‘The first is our commitment to net zero emissions by 2050, across our direct and indirect operations, and we have set science-based emission reduction targets for our scope 1 and 2 emissions,’ says Plant. ‘We have already made good progress on these, with a reduction of 54 per cent since 2018.’
Plant says IAG is also using its in-house natural perils team to support the management of climate impacts on customers and business, as well as its our approach to underwriting, pricing and investments.
‘The third area of focus is continuing to use our expertise and data to encourage greater investment in resilience and mitigation,’ says Plant.
The year ahead
Climate change will remain high on the agenda for insurers in 2023 and Plant says working through the challenges associated with Scope 3 emissions will continue to be an important focus.
‘IAG is actively engaged in sector and industry programs on Scope 3, including the UN-convened Net-Zero Insurance Alliance to help develop the methodologies and practices that will enable robust and consistent reporting and management of insurance-associated emissions,’ he says.
Plant believes the industry must also embrace innovation and see challenges as opportunities in 2023.

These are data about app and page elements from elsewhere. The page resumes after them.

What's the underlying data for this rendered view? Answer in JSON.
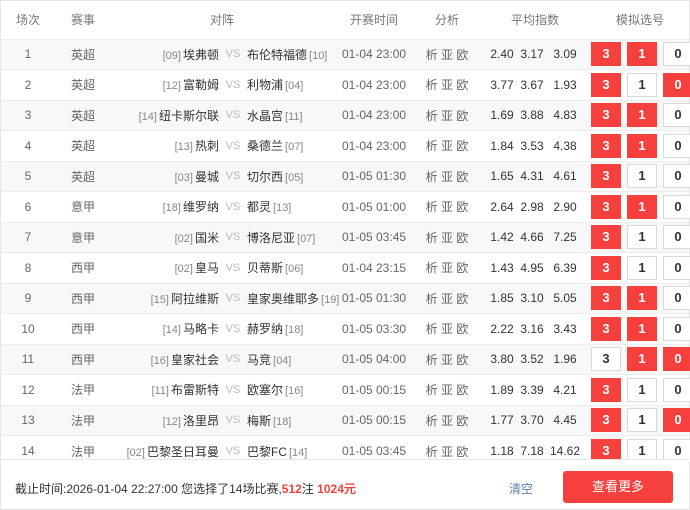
{
  "headers": {
    "index": "场次",
    "league": "赛事",
    "match": "对阵",
    "time": "开赛时间",
    "analysis": "分析",
    "odds": "平均指数",
    "pick": "模拟选号"
  },
  "vs_label": "VS",
  "analysis_links": [
    "析",
    "亚",
    "欧"
  ],
  "rows": [
    {
      "no": "1",
      "league": "英超",
      "home_rank": "[09]",
      "home": "埃弗顿",
      "away": "布伦特福德",
      "away_rank": "[10]",
      "time": "01-04 23:00",
      "odds": [
        "2.40",
        "3.17",
        "3.09"
      ],
      "picks": [
        {
          "label": "3",
          "on": true
        },
        {
          "label": "1",
          "on": true
        },
        {
          "label": "0",
          "on": false
        }
      ]
    },
    {
      "no": "2",
      "league": "英超",
      "home_rank": "[12]",
      "home": "富勒姆",
      "away": "利物浦",
      "away_rank": "[04]",
      "time": "01-04 23:00",
      "odds": [
        "3.77",
        "3.67",
        "1.93"
      ],
      "picks": [
        {
          "label": "3",
          "on": true
        },
        {
          "label": "1",
          "on": false
        },
        {
          "label": "0",
          "on": true
        }
      ]
    },
    {
      "no": "3",
      "league": "英超",
      "home_rank": "[14]",
      "home": "纽卡斯尔联",
      "away": "水晶宫",
      "away_rank": "[11]",
      "time": "01-04 23:00",
      "odds": [
        "1.69",
        "3.88",
        "4.83"
      ],
      "picks": [
        {
          "label": "3",
          "on": true
        },
        {
          "label": "1",
          "on": true
        },
        {
          "label": "0",
          "on": false
        }
      ]
    },
    {
      "no": "4",
      "league": "英超",
      "home_rank": "[13]",
      "home": "热刺",
      "away": "桑德兰",
      "away_rank": "[07]",
      "time": "01-04 23:00",
      "odds": [
        "1.84",
        "3.53",
        "4.38"
      ],
      "picks": [
        {
          "label": "3",
          "on": true
        },
        {
          "label": "1",
          "on": true
        },
        {
          "label": "0",
          "on": false
        }
      ]
    },
    {
      "no": "5",
      "league": "英超",
      "home_rank": "[03]",
      "home": "曼城",
      "away": "切尔西",
      "away_rank": "[05]",
      "time": "01-05 01:30",
      "odds": [
        "1.65",
        "4.31",
        "4.61"
      ],
      "picks": [
        {
          "label": "3",
          "on": true
        },
        {
          "label": "1",
          "on": false
        },
        {
          "label": "0",
          "on": false
        }
      ]
    },
    {
      "no": "6",
      "league": "意甲",
      "home_rank": "[18]",
      "home": "维罗纳",
      "away": "都灵",
      "away_rank": "[13]",
      "time": "01-05 01:00",
      "odds": [
        "2.64",
        "2.98",
        "2.90"
      ],
      "picks": [
        {
          "label": "3",
          "on": true
        },
        {
          "label": "1",
          "on": true
        },
        {
          "label": "0",
          "on": false
        }
      ]
    },
    {
      "no": "7",
      "league": "意甲",
      "home_rank": "[02]",
      "home": "国米",
      "away": "博洛尼亚",
      "away_rank": "[07]",
      "time": "01-05 03:45",
      "odds": [
        "1.42",
        "4.66",
        "7.25"
      ],
      "picks": [
        {
          "label": "3",
          "on": true
        },
        {
          "label": "1",
          "on": false
        },
        {
          "label": "0",
          "on": false
        }
      ]
    },
    {
      "no": "8",
      "league": "西甲",
      "home_rank": "[02]",
      "home": "皇马",
      "away": "贝蒂斯",
      "away_rank": "[06]",
      "time": "01-04 23:15",
      "odds": [
        "1.43",
        "4.95",
        "6.39"
      ],
      "picks": [
        {
          "label": "3",
          "on": true
        },
        {
          "label": "1",
          "on": false
        },
        {
          "label": "0",
          "on": false
        }
      ]
    },
    {
      "no": "9",
      "league": "西甲",
      "home_rank": "[15]",
      "home": "阿拉维斯",
      "away": "皇家奥维耶多",
      "away_rank": "[19]",
      "time": "01-05 01:30",
      "odds": [
        "1.85",
        "3.10",
        "5.05"
      ],
      "picks": [
        {
          "label": "3",
          "on": true
        },
        {
          "label": "1",
          "on": true
        },
        {
          "label": "0",
          "on": false
        }
      ]
    },
    {
      "no": "10",
      "league": "西甲",
      "home_rank": "[14]",
      "home": "马略卡",
      "away": "赫罗纳",
      "away_rank": "[18]",
      "time": "01-05 03:30",
      "odds": [
        "2.22",
        "3.16",
        "3.43"
      ],
      "picks": [
        {
          "label": "3",
          "on": true
        },
        {
          "label": "1",
          "on": true
        },
        {
          "label": "0",
          "on": false
        }
      ]
    },
    {
      "no": "11",
      "league": "西甲",
      "home_rank": "[16]",
      "home": "皇家社会",
      "away": "马竞",
      "away_rank": "[04]",
      "time": "01-05 04:00",
      "odds": [
        "3.80",
        "3.52",
        "1.96"
      ],
      "picks": [
        {
          "label": "3",
          "on": false
        },
        {
          "label": "1",
          "on": true
        },
        {
          "label": "0",
          "on": true
        }
      ]
    },
    {
      "no": "12",
      "league": "法甲",
      "home_rank": "[11]",
      "home": "布雷斯特",
      "away": "欧塞尔",
      "away_rank": "[16]",
      "time": "01-05 00:15",
      "odds": [
        "1.89",
        "3.39",
        "4.21"
      ],
      "picks": [
        {
          "label": "3",
          "on": true
        },
        {
          "label": "1",
          "on": false
        },
        {
          "label": "0",
          "on": false
        }
      ]
    },
    {
      "no": "13",
      "league": "法甲",
      "home_rank": "[12]",
      "home": "洛里昂",
      "away": "梅斯",
      "away_rank": "[18]",
      "time": "01-05 00:15",
      "odds": [
        "1.77",
        "3.70",
        "4.45"
      ],
      "picks": [
        {
          "label": "3",
          "on": true
        },
        {
          "label": "1",
          "on": false
        },
        {
          "label": "0",
          "on": true
        }
      ]
    },
    {
      "no": "14",
      "league": "法甲",
      "home_rank": "[02]",
      "home": "巴黎圣日耳曼",
      "away": "巴黎FC",
      "away_rank": "[14]",
      "time": "01-05 03:45",
      "odds": [
        "1.18",
        "7.18",
        "14.62"
      ],
      "picks": [
        {
          "label": "3",
          "on": true
        },
        {
          "label": "1",
          "on": false
        },
        {
          "label": "0",
          "on": false
        }
      ]
    }
  ],
  "footer": {
    "deadline_prefix": "截止时间:2026-01-04 22:27:00 您选择了14场比赛,",
    "bets": "512",
    "bets_unit": "注",
    "amount": "1024元",
    "clear_label": "清空",
    "more_label": "查看更多"
  },
  "colors": {
    "accent": "#f5403d",
    "link": "#5a7fb5"
  }
}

‘I see digital innovation as also driving further change across the industry in the year ahead,’ he says. ‘It will create new customer experiences, new pathways for how we work and new business opportunities.’